EXERCISE REQUIREMENTS => How many of the lines below contain "briefcase"? Reply with only that figure.

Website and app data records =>

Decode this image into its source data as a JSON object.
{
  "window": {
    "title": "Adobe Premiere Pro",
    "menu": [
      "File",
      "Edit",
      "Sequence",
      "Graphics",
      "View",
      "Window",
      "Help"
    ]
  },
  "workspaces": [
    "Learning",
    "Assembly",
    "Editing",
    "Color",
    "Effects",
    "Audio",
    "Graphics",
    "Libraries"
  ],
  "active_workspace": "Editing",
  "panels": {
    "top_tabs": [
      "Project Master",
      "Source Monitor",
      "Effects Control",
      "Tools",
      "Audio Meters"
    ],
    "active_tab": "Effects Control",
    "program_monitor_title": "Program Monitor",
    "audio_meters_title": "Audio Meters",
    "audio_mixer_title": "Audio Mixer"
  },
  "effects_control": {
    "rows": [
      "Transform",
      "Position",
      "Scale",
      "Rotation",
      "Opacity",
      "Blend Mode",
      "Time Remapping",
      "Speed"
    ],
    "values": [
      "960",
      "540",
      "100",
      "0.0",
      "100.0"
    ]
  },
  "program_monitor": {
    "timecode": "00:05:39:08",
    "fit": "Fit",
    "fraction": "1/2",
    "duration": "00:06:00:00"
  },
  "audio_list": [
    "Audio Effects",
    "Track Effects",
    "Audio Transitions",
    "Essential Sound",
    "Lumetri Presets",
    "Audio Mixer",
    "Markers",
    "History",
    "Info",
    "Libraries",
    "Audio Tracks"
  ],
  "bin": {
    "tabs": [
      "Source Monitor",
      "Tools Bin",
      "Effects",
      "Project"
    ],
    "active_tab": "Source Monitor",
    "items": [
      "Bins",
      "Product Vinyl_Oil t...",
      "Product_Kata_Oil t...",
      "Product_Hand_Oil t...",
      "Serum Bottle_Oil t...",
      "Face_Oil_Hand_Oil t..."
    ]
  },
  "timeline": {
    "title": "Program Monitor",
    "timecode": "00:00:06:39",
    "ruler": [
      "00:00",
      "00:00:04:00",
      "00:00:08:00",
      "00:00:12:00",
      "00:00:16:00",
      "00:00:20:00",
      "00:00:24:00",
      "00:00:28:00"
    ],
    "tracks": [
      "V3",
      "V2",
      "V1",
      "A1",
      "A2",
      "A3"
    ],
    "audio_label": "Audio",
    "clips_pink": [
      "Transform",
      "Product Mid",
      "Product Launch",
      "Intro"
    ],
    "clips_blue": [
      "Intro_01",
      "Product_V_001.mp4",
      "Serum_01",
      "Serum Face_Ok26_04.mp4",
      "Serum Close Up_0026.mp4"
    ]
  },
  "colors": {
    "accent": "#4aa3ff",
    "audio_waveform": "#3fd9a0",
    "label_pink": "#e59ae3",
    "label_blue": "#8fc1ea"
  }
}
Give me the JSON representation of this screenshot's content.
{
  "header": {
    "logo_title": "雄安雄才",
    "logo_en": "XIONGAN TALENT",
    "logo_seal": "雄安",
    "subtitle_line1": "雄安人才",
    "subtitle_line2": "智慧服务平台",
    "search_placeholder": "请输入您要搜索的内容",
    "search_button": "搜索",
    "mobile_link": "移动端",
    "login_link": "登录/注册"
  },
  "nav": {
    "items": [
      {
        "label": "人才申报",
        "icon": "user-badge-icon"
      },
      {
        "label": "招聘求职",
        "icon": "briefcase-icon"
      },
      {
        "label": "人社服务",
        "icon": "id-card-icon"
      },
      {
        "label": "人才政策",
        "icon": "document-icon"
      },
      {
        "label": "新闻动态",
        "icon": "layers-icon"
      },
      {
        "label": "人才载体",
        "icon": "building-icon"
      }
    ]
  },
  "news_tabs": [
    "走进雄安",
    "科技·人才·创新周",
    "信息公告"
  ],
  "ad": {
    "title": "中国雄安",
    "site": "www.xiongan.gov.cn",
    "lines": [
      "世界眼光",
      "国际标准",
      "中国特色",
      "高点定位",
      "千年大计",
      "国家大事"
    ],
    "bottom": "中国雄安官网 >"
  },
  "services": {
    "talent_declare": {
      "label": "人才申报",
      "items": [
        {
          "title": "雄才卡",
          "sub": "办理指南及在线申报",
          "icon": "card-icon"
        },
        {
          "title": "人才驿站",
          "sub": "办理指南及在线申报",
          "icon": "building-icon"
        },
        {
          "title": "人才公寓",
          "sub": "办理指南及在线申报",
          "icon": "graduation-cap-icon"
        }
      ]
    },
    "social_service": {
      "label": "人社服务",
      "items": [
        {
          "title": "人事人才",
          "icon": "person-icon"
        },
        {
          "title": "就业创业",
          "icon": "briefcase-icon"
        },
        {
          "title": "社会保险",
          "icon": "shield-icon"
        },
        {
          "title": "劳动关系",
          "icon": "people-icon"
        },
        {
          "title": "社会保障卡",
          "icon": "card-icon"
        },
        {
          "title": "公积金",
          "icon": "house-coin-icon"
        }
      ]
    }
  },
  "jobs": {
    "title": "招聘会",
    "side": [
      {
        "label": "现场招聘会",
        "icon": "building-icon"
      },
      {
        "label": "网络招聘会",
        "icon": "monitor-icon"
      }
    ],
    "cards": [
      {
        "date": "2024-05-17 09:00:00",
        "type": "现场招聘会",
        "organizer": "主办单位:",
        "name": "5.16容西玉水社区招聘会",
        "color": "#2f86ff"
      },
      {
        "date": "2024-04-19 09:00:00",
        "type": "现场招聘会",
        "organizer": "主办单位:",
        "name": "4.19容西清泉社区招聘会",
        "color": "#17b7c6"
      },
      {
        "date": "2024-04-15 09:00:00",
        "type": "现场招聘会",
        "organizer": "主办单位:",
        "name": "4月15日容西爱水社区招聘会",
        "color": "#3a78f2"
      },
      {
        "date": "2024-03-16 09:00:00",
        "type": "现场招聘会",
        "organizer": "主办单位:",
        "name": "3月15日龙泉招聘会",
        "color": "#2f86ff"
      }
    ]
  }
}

ANSWER TO THE PROBLEM => 2